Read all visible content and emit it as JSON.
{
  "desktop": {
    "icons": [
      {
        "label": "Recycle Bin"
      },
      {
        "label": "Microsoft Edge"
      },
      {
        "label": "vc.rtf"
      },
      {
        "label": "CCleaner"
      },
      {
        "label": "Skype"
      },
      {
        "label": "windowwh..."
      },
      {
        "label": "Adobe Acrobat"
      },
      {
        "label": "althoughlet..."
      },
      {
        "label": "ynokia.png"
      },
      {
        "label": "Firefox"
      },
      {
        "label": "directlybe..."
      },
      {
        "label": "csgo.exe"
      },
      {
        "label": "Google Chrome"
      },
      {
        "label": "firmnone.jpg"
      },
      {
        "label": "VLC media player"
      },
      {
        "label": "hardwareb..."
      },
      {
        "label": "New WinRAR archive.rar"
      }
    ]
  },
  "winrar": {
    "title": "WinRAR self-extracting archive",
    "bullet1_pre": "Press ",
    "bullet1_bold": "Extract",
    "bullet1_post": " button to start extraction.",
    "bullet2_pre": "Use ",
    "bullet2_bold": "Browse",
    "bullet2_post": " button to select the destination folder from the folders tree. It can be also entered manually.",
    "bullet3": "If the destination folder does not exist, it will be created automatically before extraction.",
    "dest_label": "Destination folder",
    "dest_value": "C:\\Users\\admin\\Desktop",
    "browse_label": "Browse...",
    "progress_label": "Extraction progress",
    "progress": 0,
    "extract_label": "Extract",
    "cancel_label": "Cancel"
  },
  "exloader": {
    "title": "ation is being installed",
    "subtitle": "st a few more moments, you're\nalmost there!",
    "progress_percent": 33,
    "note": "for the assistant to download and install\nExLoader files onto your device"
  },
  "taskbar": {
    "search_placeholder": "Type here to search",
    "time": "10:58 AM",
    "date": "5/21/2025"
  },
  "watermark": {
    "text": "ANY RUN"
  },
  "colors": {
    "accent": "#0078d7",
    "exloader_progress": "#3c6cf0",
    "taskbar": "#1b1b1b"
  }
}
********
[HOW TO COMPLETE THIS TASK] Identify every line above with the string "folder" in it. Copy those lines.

[COMPLETED EXERCISE]
    "bullet2_post": " button to select the destination folder from the folders tree. It can be also entered manually.",
    "bullet3": "If the destination folder does not exist, it will be created automatically before extraction.",
    "dest_label": "Destination folder",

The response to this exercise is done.